John Degenkolb will have to settle for watching this Sunday’s Paris-Roubaix on TV, as the 2015 champion continues his recovery from the training crash in January that left him and five Giant-Alpecin teammates nursing severe injuries.
Degenkolb came off by far the worst of the six, suffering injuries to his thigh, forearm and lip, with a finger on his left hand virtually severed, requiring an operation by a specialist surgeon to save it.
Following the crash, the German sprinter resigned himself to missing the entire Classics season, posting on his Facebook page in February that the damaged finger on his left hand was taking the longest to heal, but Degenkolb sounded optimistic about the rest of his season at a press conference on Friday.
“I hope to return in May,” Degenkolb said, “but there is still much work to be done.”
He added: “I’m glad I got back on my bike. I can set goals again, work towards a good condition, but there is still a long way to go. If you are off the bike for a long time, you have to build that condition from scratch.”
Degenkolb had the last of five operations just six weeks ago as he continues his slow return to full fitness but, despite clearly being keen to get back to competitive cycling, the German understands he has to take things one step at a time.
“I have five operations behind me and the finger requires a lot of rehabilitation,” he said. “The nerves are affected. My co-ordination on the bike is not quite right. Braking, changing gear, it is not easy. This requires more time.
“I feel safe on the bike, I have no fear, but at the moment I do not feel ready to get back in the peloton. The risk would be too great because my coordination is just not good enough. Once that feeling is back, I think I can return.”
Degenkolb confessed that missing the Classics season was a bitter pill to swallow, especially considering he was injured in such unfortunate circumstances, but is determined to take the positives from the situation.
Degenkolb hopes he can see the race from a different perspective when he watches Paris-Roubaix on TV this Sunday ahead of an attempt at winning a stage at the Tour de France – the only Grand Tour in which he hasn’t won a stage – in July this year.

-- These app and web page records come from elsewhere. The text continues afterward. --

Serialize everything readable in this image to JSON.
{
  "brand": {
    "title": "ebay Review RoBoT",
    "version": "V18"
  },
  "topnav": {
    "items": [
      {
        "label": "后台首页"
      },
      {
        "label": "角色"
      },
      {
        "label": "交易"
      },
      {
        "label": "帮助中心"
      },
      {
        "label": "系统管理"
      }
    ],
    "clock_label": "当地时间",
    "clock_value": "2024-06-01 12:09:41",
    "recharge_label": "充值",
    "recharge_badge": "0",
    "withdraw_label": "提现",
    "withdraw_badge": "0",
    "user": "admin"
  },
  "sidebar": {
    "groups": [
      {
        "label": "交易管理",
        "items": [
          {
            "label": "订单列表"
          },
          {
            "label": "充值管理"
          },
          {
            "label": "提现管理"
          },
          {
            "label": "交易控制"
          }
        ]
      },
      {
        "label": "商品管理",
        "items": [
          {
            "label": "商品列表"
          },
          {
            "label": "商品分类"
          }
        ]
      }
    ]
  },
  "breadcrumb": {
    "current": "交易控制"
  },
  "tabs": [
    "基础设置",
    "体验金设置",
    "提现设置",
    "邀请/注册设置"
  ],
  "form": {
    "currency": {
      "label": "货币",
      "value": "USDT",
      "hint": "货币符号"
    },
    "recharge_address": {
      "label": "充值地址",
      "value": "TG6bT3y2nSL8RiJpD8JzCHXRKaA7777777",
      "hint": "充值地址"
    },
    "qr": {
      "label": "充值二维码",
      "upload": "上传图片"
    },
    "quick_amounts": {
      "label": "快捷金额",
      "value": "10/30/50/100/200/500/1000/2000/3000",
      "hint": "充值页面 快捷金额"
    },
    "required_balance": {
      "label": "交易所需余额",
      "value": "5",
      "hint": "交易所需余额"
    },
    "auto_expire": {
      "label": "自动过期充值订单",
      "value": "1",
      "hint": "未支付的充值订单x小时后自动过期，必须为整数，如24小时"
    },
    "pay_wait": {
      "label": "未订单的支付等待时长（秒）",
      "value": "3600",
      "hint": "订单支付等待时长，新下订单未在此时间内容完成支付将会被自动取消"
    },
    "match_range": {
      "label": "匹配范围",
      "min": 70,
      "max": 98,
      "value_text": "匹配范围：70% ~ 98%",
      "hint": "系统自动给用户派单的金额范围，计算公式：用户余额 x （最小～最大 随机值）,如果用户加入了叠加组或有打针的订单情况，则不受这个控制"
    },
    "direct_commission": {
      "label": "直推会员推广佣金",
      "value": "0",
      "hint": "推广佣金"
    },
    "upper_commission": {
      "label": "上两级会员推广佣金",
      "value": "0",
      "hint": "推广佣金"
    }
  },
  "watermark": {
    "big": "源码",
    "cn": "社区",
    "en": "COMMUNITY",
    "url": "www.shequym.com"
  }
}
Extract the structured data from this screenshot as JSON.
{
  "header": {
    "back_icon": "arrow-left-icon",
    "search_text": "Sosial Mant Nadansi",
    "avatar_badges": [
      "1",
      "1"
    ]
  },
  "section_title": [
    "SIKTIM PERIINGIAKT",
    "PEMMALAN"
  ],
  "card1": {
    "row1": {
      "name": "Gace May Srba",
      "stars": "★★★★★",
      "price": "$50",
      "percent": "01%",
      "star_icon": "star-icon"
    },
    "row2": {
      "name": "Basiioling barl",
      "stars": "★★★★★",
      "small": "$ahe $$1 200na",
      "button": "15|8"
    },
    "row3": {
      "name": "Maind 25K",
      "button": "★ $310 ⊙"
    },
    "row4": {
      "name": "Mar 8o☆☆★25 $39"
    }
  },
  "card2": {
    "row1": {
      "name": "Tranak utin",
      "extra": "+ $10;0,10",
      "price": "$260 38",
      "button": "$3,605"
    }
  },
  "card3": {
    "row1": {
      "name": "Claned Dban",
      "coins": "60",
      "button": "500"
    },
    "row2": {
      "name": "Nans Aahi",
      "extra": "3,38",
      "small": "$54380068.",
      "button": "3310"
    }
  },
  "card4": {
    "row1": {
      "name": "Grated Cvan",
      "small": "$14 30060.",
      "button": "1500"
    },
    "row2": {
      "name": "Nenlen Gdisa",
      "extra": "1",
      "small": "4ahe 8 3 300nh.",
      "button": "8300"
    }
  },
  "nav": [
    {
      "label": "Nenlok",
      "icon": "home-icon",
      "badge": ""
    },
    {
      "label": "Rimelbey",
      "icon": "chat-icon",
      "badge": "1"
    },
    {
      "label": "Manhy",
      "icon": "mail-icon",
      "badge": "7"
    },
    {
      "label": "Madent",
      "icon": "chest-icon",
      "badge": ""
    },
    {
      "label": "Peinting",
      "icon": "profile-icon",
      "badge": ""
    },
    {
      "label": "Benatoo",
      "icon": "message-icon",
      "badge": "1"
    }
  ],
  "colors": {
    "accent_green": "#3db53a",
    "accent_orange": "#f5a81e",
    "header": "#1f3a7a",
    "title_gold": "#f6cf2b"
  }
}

“In the beginning, it was hard to accept [missing the Classics],” Degenkolb said. “I have watched all the Classics on television and that’s quite interesting, you always see things you can learn something from. I have now set new targets.”